What are the changes in prescribing rates in men and women of benzodiazepines, Z-hypnotics, and serotonergic drugs during the COVID-19 pandemic (2020 and 2021) compared with prior years (2018 and 2019)?
This cohort study of US adults (15.1 million to 17.3 million depending on the year studied) found an increase in Z-hypnotic and serotonergic drug prescriptions in both men and women along with an increase in benzodiazepine prescriptions in women at the start of the COVID-19 pandemic.
These findings suggest a substantial association of COVID-19–associated social isolation, stay-at-home orders, and other COVID-related mitigation measures with mental health issues, especially among women.
The ongoing COVID-19 pandemic and associated mitigation measures have disrupted access to psychiatric medications, particularly for women.
To assess the sex differences in trends in the prescribing of benzodiazepines, Z-hypnotics and serotonergic (selective serotonin reuptake inhibitors [SSRIs] and serotonin and norepinephrine reuptake inhibitors [SNRIs]), which are commonly prescribed for anxiety, insomnia, and depression.
Design, Setting, and Participants
This cohort study used data from Clinformatics Data Mart, one of the largest commercial health insurance databases in the US. Enrollees 18 years or older were required to have complete enrollment in a given month during our study period, January 1, 2018, to March 31, 2021, to be included for that month.
Main Outcomes and Measures
Prescription of a benzodiazepine, Z-hypnotic, or SSRI or SNRI. For each month, the percentage of patients with benzodiazepine, Z-hypnotic, or SSRI or SNRI prescriptions by sex was calculated.
The records of 17 255 033 adults (mean [SD] age, 51.7 [19.5] years; 51.3% female) were examined in 2018, 17 340 731 adults (mean [SD] age, 52.5 [19.7] years; 51.6% female) in 2019, 16 916 910 adults (mean [SD] age, 53.7 [19.8] years; 51.9% female) in 2020, and 15 135 998 adults (mean [SD] age, 56.2 [19.8] years; 52.5% female) in 2021. Compared with men, women had a higher rate of prescriptions for all 3 drugs classes and had larger changes in prescription rates over time.
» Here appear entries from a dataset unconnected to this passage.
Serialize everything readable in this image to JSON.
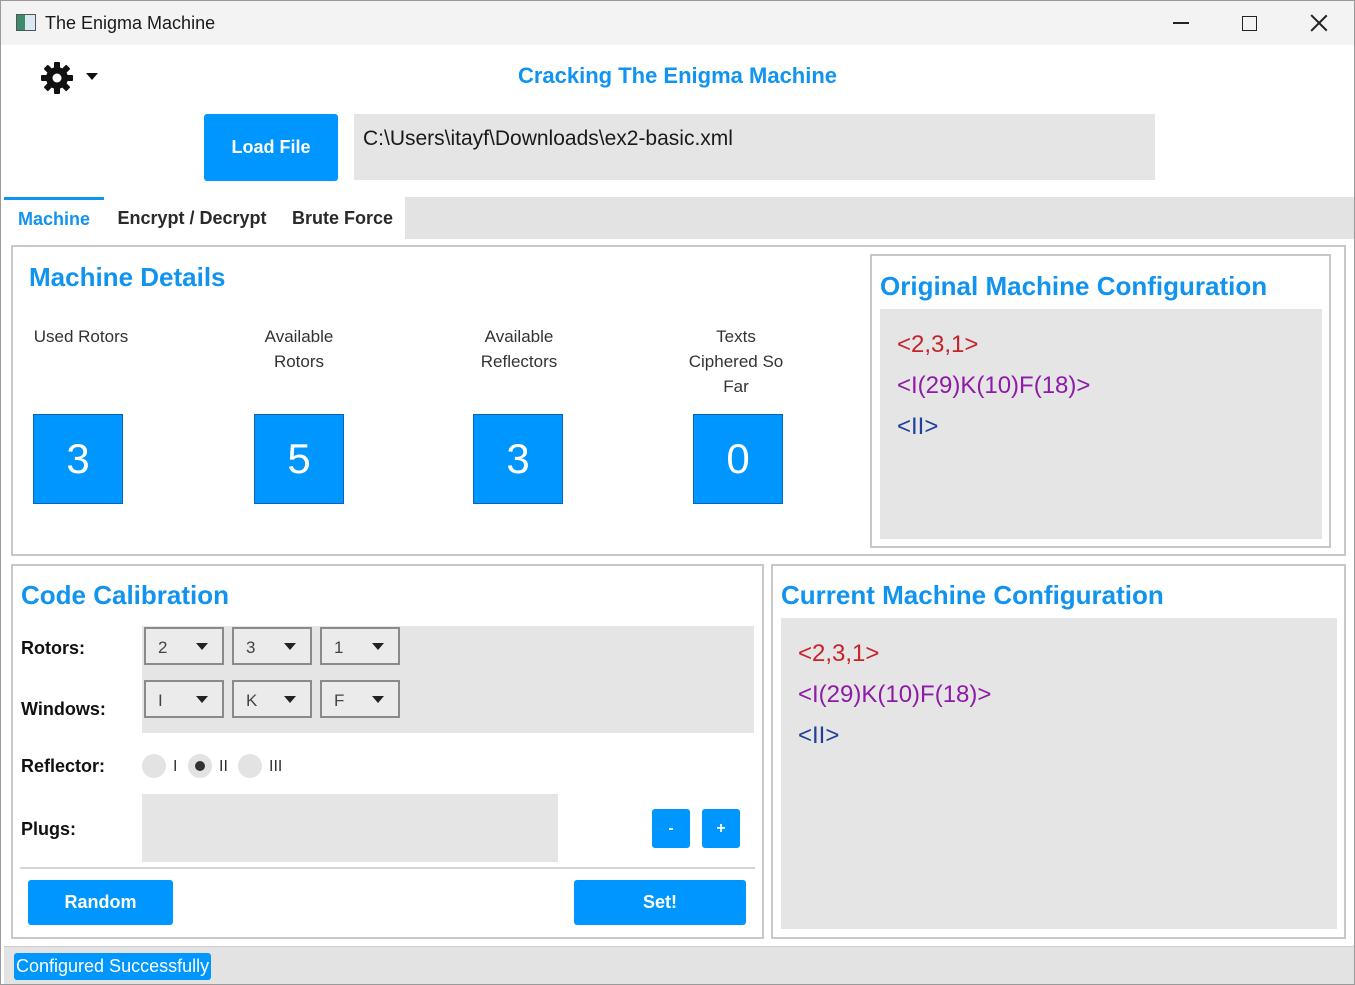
{
  "window": {
    "title": "The Enigma Machine"
  },
  "header": {
    "settings_icon": "gear-icon",
    "heading": "Cracking The Enigma Machine",
    "load_button": "Load File",
    "file_path": "C:\\Users\\itayf\\Downloads\\ex2-basic.xml"
  },
  "tabs": [
    {
      "label": "Machine",
      "selected": true
    },
    {
      "label": "Encrypt / Decrypt",
      "selected": false
    },
    {
      "label": "Brute Force",
      "selected": false
    }
  ],
  "machine_details": {
    "title": "Machine Details",
    "stats": [
      {
        "label": "Used Rotors",
        "value": "3"
      },
      {
        "label": "Available Rotors",
        "value": "5"
      },
      {
        "label": "Available Reflectors",
        "value": "3"
      },
      {
        "label": "Texts Ciphered So Far",
        "value": "0"
      }
    ]
  },
  "original_config": {
    "title": "Original Machine Configuration",
    "lines": [
      "<2,3,1>",
      "<I(29)K(10)F(18)>",
      "<II>"
    ]
  },
  "code_calibration": {
    "title": "Code Calibration",
    "rotors_label": "Rotors:",
    "rotors": [
      "2",
      "3",
      "1"
    ],
    "windows_label": "Windows:",
    "windows": [
      "I",
      "K",
      "F"
    ],
    "reflector_label": "Reflector:",
    "reflector_options": [
      {
        "label": "I",
        "selected": false
      },
      {
        "label": "II",
        "selected": true
      },
      {
        "label": "III",
        "selected": false
      }
    ],
    "plugs_label": "Plugs:",
    "minus_button": "-",
    "plus_button": "+",
    "random_button": "Random",
    "set_button": "Set!"
  },
  "current_config": {
    "title": "Current Machine Configuration",
    "lines": [
      "<2,3,1>",
      "<I(29)K(10)F(18)>",
      "<II>"
    ]
  },
  "status": {
    "message": "Configured Successfully"
  },
  "colors": {
    "accent": "#0096ff",
    "title_blue": "#1193f0",
    "config_red": "#c8232a",
    "config_purple": "#8e1aa8",
    "config_blue": "#1f3f9a"
  }
}
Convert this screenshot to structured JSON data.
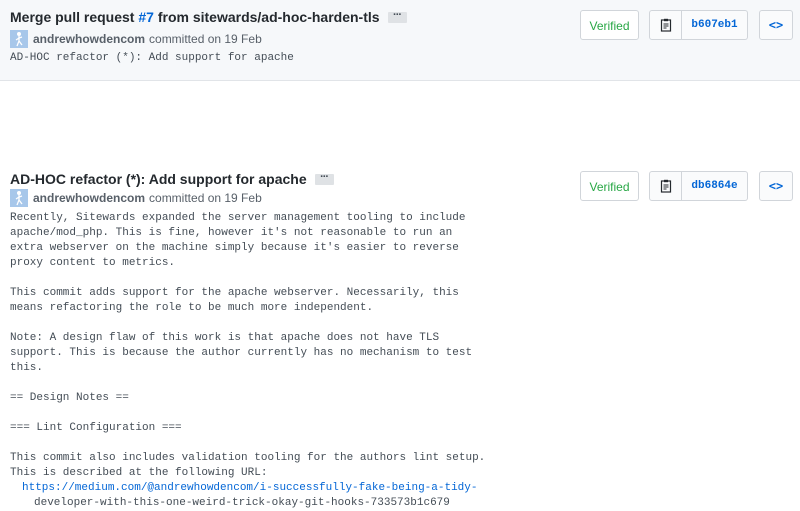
{
  "commits": [
    {
      "title_prefix": "Merge pull request ",
      "pr_number": "#7",
      "title_suffix": " from sitewards/ad-hoc-harden-tls",
      "ellipsis": "···",
      "author": "andrewhowdencom",
      "committed_text": "committed on 19 Feb",
      "message": "AD-HOC refactor (*): Add support for apache",
      "verified_label": "Verified",
      "sha": "b607eb1",
      "clipboard_icon": "clipboard-icon",
      "browse_icon": "code-icon",
      "browse_label": "<>"
    },
    {
      "title": "AD-HOC refactor (*): Add support for apache",
      "ellipsis": "···",
      "author": "andrewhowdencom",
      "committed_text": "committed on 19 Feb",
      "message": "Recently, Sitewards expanded the server management tooling to include\napache/mod_php. This is fine, however it's not reasonable to run an\nextra webserver on the machine simply because it's easier to reverse\nproxy content to metrics.\n\nThis commit adds support for the apache webserver. Necessarily, this\nmeans refactoring the role to be much more independent.\n\nNote: A design flaw of this work is that apache does not have TLS\nsupport. This is because the author currently has no mechanism to test\nthis.\n\n== Design Notes ==\n\n=== Lint Configuration ===\n\nThis commit also includes validation tooling for the authors lint setup.\nThis is described at the following URL:\n",
      "url_line1": "https://medium.com/@andrewhowdencom/i-successfully-fake-being-a-tidy-",
      "url_line2": "developer-with-this-one-weird-trick-okay-git-hooks-733573b1c679",
      "verified_label": "Verified",
      "sha": "db6864e",
      "clipboard_icon": "clipboard-icon",
      "browse_icon": "code-icon",
      "browse_label": "<>"
    }
  ],
  "colors": {
    "link": "#0366d6",
    "verified": "#28a745",
    "header_bg": "#f6f8fa"
  }
}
Benzodiazepine prescribing decreased from January 2018 (women: 5.61%; 95% CI, 5.60%-5.63%; men: 3.03%; 95% CI, 3.02%-3.04%) to March 2021 (women: 4.91%; 95% CI, 4.90%-4.93%; men: 2.66%; 95% CI, 2.65%-2.67%), except for a slight increase in April 2020 among women. Z-hypnotic prescribing increased from January 2020 for women (1.39%; 95% CI, 1.38%-1.40%) and February 2020 for men (0.97%; 95% CI, 0.96%-0.98%) to October 2020 (women: 1.46%; 95% CI, 1.46%-1.47%; men: 1.00%; 95% CI, 0.99%-1.01%). Prescribing of SSRIs and SNRIs increased from January 2018 (women: 12.77%; 95% CI; 12.75%-12.80%; men: 5.56%; 95% CI, 5.44%-5.58%) to April 2020 for men (6.73%; 95% CI, 6.71%-6.75%) and October 2020 for women (15.18%; 95% CI, 15.16%-15.21%).
Conclusions and Relevance
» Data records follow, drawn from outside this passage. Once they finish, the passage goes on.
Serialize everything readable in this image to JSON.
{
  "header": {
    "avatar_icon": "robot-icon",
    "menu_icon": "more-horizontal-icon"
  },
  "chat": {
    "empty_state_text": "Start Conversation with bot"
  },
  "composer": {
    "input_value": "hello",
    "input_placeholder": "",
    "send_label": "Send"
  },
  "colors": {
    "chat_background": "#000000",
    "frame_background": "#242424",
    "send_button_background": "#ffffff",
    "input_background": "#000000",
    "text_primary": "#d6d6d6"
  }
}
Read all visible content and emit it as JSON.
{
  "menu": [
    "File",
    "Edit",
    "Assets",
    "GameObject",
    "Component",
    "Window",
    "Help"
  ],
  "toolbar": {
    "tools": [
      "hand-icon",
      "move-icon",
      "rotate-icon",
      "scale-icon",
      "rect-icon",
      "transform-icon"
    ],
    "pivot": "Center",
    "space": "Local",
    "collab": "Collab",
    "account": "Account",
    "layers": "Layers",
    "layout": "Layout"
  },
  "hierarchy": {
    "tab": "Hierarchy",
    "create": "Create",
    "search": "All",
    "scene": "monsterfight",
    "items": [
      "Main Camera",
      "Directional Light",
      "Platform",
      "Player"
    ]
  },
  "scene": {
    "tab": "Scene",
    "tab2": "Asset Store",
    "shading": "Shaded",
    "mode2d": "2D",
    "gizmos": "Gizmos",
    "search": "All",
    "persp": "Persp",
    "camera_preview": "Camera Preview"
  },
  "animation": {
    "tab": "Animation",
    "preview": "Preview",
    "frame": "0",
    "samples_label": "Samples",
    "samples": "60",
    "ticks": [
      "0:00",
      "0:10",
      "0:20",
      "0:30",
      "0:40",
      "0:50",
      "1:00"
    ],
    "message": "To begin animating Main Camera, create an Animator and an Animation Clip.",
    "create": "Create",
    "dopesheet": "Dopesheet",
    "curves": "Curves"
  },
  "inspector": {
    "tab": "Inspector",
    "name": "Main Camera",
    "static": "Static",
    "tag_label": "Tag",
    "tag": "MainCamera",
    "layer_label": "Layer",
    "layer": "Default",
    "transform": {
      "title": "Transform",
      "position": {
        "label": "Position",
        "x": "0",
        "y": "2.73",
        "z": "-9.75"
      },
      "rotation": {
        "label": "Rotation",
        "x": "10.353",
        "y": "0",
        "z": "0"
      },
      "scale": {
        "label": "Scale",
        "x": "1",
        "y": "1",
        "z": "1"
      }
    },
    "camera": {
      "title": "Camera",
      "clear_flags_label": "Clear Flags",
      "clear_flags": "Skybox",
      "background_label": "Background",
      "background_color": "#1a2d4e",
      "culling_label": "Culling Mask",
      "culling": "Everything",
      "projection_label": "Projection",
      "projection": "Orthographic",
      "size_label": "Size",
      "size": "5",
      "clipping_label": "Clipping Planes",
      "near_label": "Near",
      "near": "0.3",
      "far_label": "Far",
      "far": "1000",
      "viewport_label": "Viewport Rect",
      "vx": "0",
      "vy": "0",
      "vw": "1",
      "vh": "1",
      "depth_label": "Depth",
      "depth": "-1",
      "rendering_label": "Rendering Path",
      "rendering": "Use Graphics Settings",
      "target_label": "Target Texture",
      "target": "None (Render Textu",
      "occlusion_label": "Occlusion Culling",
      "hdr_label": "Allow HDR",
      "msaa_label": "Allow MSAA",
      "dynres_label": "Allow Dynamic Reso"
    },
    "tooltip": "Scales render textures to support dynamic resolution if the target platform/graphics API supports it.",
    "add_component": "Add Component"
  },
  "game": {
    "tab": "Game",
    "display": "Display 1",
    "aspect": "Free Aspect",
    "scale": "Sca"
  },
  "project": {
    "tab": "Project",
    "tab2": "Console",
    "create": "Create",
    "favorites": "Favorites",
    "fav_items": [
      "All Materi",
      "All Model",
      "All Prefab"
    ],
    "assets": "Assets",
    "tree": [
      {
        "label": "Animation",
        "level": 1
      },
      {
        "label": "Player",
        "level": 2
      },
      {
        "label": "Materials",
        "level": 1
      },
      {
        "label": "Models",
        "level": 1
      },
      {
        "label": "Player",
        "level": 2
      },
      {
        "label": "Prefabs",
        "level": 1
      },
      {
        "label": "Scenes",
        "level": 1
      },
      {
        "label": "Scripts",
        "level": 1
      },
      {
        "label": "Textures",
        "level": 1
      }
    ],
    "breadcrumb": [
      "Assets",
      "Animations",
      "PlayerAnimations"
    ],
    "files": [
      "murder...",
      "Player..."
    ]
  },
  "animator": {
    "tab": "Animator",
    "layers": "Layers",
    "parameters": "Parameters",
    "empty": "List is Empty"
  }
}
In this cohort study, coinciding with the COVID-19 pandemic onset was an increase in Z-hypnotic as well as SSRI and SNRI prescriptions in both men and women along with an increase in benzodiazepine prescriptions in women, findings that suggest a substantial mental health impact of COVID-19–associated mitigation measures.